How to Set the Right Price for Your New Product.
Numerous business visionaries battle with estimating. They take a gander at their expenses, add a net revenue increase, and trust that individuals will purchase costing that much. At the point when they don’t business people resort to limit offers a lot of which is either overlooked or brings about fostering a pricey side interest as opposed to a productive business.
The legitimate method for estimating your items in a cutthroat commercial center isn’t tied in with including your expenses and afterward considering a net revenue. Being the cheapest is not the issue. Competing solely on price is a surefire way to fail because once a more highly valued rival meets your price, your sales are likely to stop.
Your market doesn’t care about your costs, plain and simple. They only care about how they value what you have to offer in relation to what else is available—what else can assist them in resolving a issue or achieving some objective. They only care about what’s “in it” for them if they buy your kind of product and why it’s better for them to buy it from you than from your rival.
When you’re an entrepreneur, costs are very important to you. To support a practical business you must be productive. In essence, you and your client view the value of your products and services differently.
How do you ensure that your product’s market value is consistent? by following a straightforward five-step pricing procedure:
1. Investigate rival pricing.
Even if that product or service is completely distinct from yours, any product or service that your market is currently using or considering as a means of meeting their burning desire is a competitor. What are your top five competitors’ prices?
2. Find out where your product falls within the price range of competitors.
Keep in mind that neither your costs nor the amount of time it took to develop your product matter to your market. They only care about how much it costs in comparison to other products they’re thinking about. Where does your product fit in the competitive price range based on the customer benefits and competitive advantages it offers to the market (rather than costs or features)?
3. Check your costs and numbers to see if you can make a profit at this price.
You have additional expenses in addition to your COG (Cost of Goods).

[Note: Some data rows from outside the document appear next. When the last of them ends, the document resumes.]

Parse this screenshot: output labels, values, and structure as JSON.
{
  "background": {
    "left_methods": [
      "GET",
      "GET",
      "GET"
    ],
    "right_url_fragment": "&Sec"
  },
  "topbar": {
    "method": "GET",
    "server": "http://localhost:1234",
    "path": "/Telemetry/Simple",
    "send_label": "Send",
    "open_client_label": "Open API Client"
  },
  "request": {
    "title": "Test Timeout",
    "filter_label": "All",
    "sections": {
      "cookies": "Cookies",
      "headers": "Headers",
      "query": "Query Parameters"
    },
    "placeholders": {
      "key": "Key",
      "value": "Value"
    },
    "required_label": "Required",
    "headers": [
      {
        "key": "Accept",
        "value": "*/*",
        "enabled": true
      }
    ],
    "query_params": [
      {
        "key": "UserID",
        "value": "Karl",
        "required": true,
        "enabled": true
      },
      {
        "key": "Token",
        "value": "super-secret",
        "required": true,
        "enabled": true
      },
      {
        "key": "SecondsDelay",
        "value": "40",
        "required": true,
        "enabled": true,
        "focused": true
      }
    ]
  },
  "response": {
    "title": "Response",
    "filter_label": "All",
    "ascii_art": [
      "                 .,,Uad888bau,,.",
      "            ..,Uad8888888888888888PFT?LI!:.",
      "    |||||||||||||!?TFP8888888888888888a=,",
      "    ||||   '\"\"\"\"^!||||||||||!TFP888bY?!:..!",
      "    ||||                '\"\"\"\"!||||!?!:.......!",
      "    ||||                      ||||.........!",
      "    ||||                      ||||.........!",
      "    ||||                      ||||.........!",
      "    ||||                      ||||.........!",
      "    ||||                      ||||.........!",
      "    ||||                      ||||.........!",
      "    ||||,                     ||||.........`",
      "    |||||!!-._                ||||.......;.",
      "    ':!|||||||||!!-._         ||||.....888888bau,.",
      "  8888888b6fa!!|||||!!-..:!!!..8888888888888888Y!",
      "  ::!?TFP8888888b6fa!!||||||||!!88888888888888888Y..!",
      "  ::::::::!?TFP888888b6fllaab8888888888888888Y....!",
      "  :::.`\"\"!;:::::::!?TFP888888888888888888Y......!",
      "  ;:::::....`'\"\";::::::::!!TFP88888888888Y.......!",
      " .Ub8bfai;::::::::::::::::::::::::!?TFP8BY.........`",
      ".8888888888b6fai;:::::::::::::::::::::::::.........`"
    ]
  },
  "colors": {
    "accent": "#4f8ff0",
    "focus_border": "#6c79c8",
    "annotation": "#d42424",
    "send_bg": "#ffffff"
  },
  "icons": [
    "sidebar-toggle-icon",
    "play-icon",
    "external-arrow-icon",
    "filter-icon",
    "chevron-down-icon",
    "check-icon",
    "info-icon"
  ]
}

During this process, figure out how many products you need to sell each month to be profitable and how much it will cost to do so. Is this amount attainable? How much will it cost (such as marketing expenses)? to consistently achieve this volume of sales? What is your burn rate until profitability is achieved? Think about the difference between actual monthly cash revenue and invoiced revenue, which won’t show up in your bank account for days, weeks, or even months.
4. Are you offering competitive pricing at a reasonable level?
If you can make money at that price, you probably have a fair price. If not, then determine which advantages you possess (or can develop) to support a price increase and an increase in the market value of your product. Track down ways of diminishing your expenses. You can sell more volume if you use visibility partners and channel sales partners.
5. Are you making money at wholesale prices?
Make sure you can profit from wholesale and distributor pricing if you sell your product through sales and distribution channels.
The value of your brand and the relationship you have with the people you serve go up when you price your products in accordance with how your market values what you have to offer.